After WWII the city of Würzberg made a studio available for Martin-Amorbach, where he worked from 1946 to 1986. He was commissioned numerous restorations of historical frescoes, wall- and ceiling paintings in war damaged public buildings and churches in Franconia (i.a the frescoes in 1950/51 in the Neumünsterkirche in Würzberg). Martin-Amorbach also created new frescoes and wall paintings (often in the new modern post-war style), for example a fresco in the Foyer of the Industrie und Handels Kammer in Würzburg; wallpaintings in Würzberg at the facades of the Fischerzunft in Mainviertel, at the Haus der Main-Post in the Plattnerstraße and on a ceiling in the Weinhauses ‘Stachel’; a wallpainting in the DRV-Frankenklinik in Bad Kissingen; works in 1957 in the Mozartschule in Würzberg, including the wallpainting ‘Das Abendland’, in 1968 eleven oil paintings for the Golden Room of the City Hall of Ausburg, and in 1980, at the age of 82, a historical wallpainting of 3,7 x 2 meters in the City Hall of Volkach.
Shortly before his death, in Rossholzen, November 6, 1985, Martin-Amorbach confessed in an interview to the Israelian writer Irith Dublon-Knebel: ‘My bad luck was that Hitler liked my paintings, I suffer from that to this day’. 
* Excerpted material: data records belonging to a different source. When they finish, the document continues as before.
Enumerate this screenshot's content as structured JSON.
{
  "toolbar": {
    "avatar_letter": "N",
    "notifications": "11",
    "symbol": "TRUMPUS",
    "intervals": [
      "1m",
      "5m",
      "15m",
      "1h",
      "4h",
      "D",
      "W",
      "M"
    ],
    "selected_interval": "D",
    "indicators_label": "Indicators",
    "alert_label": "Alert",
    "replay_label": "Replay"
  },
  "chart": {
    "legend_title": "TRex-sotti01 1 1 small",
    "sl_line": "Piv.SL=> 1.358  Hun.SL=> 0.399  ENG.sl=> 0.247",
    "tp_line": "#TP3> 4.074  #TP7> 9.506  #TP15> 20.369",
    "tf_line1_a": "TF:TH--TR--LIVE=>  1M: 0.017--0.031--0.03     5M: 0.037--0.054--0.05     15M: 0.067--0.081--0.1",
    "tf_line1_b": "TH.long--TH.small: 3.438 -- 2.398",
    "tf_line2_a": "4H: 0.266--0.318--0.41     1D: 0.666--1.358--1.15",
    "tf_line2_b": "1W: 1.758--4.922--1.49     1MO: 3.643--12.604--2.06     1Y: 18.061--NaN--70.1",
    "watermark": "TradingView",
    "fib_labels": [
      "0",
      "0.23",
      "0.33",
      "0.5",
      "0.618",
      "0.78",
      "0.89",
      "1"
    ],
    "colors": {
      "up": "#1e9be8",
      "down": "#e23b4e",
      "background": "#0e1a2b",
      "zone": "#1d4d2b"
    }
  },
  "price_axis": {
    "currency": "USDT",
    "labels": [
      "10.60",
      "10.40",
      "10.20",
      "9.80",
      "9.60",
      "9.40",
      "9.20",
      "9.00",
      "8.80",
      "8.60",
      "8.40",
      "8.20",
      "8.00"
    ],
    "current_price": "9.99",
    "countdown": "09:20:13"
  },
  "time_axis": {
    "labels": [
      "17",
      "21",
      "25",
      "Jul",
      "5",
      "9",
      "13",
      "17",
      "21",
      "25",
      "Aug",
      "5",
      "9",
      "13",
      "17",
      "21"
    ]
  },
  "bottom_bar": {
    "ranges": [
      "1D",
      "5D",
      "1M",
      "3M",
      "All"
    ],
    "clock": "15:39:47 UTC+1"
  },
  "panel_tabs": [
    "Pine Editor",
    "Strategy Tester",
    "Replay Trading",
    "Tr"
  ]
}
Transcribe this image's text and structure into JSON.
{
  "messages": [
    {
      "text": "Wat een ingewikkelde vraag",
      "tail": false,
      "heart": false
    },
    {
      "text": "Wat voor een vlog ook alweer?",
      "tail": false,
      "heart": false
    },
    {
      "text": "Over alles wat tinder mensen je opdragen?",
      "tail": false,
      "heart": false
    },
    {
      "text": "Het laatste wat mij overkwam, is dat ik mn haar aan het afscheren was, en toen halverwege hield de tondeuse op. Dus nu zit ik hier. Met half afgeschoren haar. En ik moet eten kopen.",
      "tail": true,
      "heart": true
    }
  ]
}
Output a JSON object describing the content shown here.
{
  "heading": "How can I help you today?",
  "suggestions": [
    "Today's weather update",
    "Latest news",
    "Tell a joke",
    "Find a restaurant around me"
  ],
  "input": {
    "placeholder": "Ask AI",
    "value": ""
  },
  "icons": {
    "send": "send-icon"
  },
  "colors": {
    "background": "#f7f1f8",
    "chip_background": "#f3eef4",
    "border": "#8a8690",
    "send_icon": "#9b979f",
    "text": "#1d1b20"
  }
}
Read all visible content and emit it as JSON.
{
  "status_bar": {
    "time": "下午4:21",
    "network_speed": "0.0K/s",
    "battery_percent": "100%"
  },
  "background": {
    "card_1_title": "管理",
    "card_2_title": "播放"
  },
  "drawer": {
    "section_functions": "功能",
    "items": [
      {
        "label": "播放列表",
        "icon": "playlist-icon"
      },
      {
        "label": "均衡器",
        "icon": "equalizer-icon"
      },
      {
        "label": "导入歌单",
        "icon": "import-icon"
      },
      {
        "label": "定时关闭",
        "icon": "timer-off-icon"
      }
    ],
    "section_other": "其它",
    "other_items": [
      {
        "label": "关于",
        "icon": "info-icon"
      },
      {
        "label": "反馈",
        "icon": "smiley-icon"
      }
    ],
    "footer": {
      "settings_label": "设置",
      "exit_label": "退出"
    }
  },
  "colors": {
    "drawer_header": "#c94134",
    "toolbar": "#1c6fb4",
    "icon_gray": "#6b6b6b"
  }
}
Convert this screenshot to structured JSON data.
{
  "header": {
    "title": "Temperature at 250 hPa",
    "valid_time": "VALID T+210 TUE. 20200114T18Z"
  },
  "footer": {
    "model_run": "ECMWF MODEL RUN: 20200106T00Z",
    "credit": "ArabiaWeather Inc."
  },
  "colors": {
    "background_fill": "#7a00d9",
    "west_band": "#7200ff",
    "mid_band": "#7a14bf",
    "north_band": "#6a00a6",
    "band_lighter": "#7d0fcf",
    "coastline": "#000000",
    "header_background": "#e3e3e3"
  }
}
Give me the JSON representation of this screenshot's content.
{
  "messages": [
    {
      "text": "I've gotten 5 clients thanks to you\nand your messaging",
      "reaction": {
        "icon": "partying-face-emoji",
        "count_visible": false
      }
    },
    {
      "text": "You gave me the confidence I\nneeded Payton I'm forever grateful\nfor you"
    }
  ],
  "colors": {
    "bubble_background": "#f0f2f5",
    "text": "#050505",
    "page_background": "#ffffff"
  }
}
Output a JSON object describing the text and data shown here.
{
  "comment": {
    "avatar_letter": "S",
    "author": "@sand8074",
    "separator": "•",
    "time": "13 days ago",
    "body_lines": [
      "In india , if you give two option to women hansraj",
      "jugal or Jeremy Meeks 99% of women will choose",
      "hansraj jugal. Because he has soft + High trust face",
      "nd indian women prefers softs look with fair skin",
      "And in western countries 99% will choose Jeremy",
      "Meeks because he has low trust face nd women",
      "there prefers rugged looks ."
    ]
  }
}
Oskar Martin-Amorsbach died in 1987 in Rossholzen/ Samerberg.
In 1989 ‘Der Sämann’ ('The Sower', GDK 1937) was shown in Paris during the exhibit ‘Munich 1937, l’art diffamé, l’art acclamé, organised by the Goethe Institute at Paris.
The Deutches Historisches Museum is in the possession of ‘Abend’, ‘Der Sämann’, ‘Im Tagewerk’ and ‘Sie fahren den Tod’. 'Der Sämann' and 'Im Tagewerk' were displayed in 1977 at the Exhibition ‘Deutschland 1930-1939, Verbot, Anpassung, Exil’ in Kunsthaus Zürich, Switzerland; later these two works were displayed at the exhibition ‘Aufstieg und Fall der Moderne‘, Weimar, 1999. 'Ernterast' was displayed during the ‘German Culture Festival’, 1992, Washington; depicted in the ‘Chicago Tribune’, 14 June 1992. 'Der Sämann was also displayed at the exhibition 'The Romantic Spirit in German Art 1790 - 1990', organised by the Royal Scottish Academy, Edingburgh/ London, 1994/95. ‘Feierabend an der Pferdetränke’ (‘Quitting time at the Drinking Trough’), signed 1948, was displayed at the exhibition ‘Ingolstädter Maler und Bildhauer im 19. und 20. Jahrhundert, 2009/2010, Stadtmuseum Ingolstadt. 'Madonna with Jesus Child' and 'Madonna', by Martin Amorbach (both in possession of the Städtische Galerie Rosenheim) were displayed at the exhibition 'Vermacht, Verfallen, Verdrängt, -Kunst und Nationalsozialismus', 2017.